Neuroimaging Analysis Methods For Naturalistic Data
Edited by Luke Chang, Emily Finn, Jeremy Manning
Naturalistic stimuli, such as films or stories, are growing in popularity for human neuroimaging experiments. More controlled than resting-state data, and more engaging and ecologically valid than traditional tasks, these rich, dynamic paradigms yield data that can be analyzed in many different ways to answer a variety of scientific questions. However, unlike resting-state and task-based designs, there are currently no standard methods to analyze data from naturalistic experiments. While traditional methods (e.g., univariate GLM and functional connectivity) can be used, naturalistic designs open up the possibility for new opportunities for methodological innovation that can take advantage of the unique features of these data. Unfortunately, most of the most widely used neuroimaging analysis toolboxes do not currently include any of the modern analysis techniques that are being used for naturalistic data.
To meet this need, we have created naturalistic-data.org an online book that includes a collection of the state-of-the-art techniques used in analyzing naturalistic data. Most of the techniques were developed in individual labs (including some of the contributors to this project). We have prepared a collection of interactive tutorials that provide background information and walkthroughs of how to perform the analytic technique on two different open datasets (Sherlock from Chen et al., 2017 and Paranoia from Finn et al., 2018) using open science tools developed within the Python and R programming languages. Most of the tutorials also include videos explaining the theory or applications of the technique that complement the more technical hands-on tutorials. All of the videos can also be viewed separately on our Naturalistic Data Analysis youtube channel. This resource was developed as a new format for a full day Educational Course for OHBM 2020 by Luke Chang, Emily Finn, Jeremy Manning, and Tor Wager who are all professors at Dartmouth College in the Department of Psychological and Brain Sciences. We have an additional 10 contributors from all over the world that are emerging as leaders in this nascent field. We hope to continue adding content as new analysis methods are developed in the field and welcome contributions from all.
One of the wonderful aspects of both the neuroimaging and Python scientific computing communities is the strong commitment to developing and sharing knowledge and tools within the broader community. The goal of this project is to provide a resource for people to learn about how to analyze naturalistic neuroimaging data. We try to incorporate as much open content as we can find that contributes to this goal. Please let us know if we have inadvertently omitted credit for any content generated by others. Though this course was originally developed for an OHBM educational workshop, we welcome contributions from anyone in the broader imaging community. In particular, we welcome tutorials with new methods, recorded talks of applications of interesting methods to naturalistic data, and corrections to any of our materials.
The naturalistic_data_analysis project is hosted on github. If you have any questions, comments, or suggestions, please open an issue.
If you notice any mistakes or have idea for new content, please either open an issue or submit a pull request for us to review.
The website is built using jupyter book, which creates a jekyll website from markdown and jupyter notebooks.
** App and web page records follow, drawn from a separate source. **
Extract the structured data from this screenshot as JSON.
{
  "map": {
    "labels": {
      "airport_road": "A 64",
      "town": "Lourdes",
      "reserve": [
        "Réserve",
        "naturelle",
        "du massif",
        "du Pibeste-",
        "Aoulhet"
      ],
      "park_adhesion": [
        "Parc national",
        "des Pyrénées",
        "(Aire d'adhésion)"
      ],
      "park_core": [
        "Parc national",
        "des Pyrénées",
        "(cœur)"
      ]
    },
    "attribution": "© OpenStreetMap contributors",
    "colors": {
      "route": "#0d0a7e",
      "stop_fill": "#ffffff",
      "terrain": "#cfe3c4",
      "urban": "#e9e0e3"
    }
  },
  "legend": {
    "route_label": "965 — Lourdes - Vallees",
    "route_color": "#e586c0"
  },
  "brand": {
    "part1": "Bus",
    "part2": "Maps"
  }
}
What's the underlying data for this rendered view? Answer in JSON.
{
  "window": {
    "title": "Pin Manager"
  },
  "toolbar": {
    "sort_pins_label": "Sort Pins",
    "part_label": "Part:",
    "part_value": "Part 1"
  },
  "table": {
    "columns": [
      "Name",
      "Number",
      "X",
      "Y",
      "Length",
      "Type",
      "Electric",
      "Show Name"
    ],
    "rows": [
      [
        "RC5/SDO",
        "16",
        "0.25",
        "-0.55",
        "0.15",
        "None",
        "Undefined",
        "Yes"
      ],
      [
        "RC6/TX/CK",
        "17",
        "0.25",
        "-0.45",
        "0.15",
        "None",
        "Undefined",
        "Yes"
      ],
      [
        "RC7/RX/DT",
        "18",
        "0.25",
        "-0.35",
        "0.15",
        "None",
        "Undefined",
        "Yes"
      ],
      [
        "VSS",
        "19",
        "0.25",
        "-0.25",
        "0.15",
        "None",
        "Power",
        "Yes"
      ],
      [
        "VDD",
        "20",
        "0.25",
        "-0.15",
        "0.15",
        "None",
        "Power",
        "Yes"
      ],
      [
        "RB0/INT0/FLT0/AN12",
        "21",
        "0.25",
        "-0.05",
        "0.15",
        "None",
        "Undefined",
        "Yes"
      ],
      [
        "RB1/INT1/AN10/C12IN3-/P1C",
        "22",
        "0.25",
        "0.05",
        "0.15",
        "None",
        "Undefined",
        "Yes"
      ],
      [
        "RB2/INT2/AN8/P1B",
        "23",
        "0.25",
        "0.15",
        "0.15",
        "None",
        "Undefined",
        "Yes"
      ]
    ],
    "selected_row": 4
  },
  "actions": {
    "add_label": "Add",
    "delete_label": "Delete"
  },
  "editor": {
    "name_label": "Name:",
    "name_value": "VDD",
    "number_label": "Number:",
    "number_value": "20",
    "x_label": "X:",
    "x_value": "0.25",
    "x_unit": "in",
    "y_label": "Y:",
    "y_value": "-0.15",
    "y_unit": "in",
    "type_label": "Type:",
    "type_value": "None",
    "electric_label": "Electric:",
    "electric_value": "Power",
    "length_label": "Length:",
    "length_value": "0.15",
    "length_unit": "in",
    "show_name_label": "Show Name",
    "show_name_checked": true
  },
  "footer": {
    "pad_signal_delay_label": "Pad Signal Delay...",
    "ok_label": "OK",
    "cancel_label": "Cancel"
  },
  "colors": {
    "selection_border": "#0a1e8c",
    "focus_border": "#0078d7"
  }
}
Please read their materials to learn more about this neat resource.
License for this book
All content in this book (ie, any files and content in the
is licensed under the Creative Commons Attribution-ShareAlike 4.0 International
(CC BY-SA 4.0) license.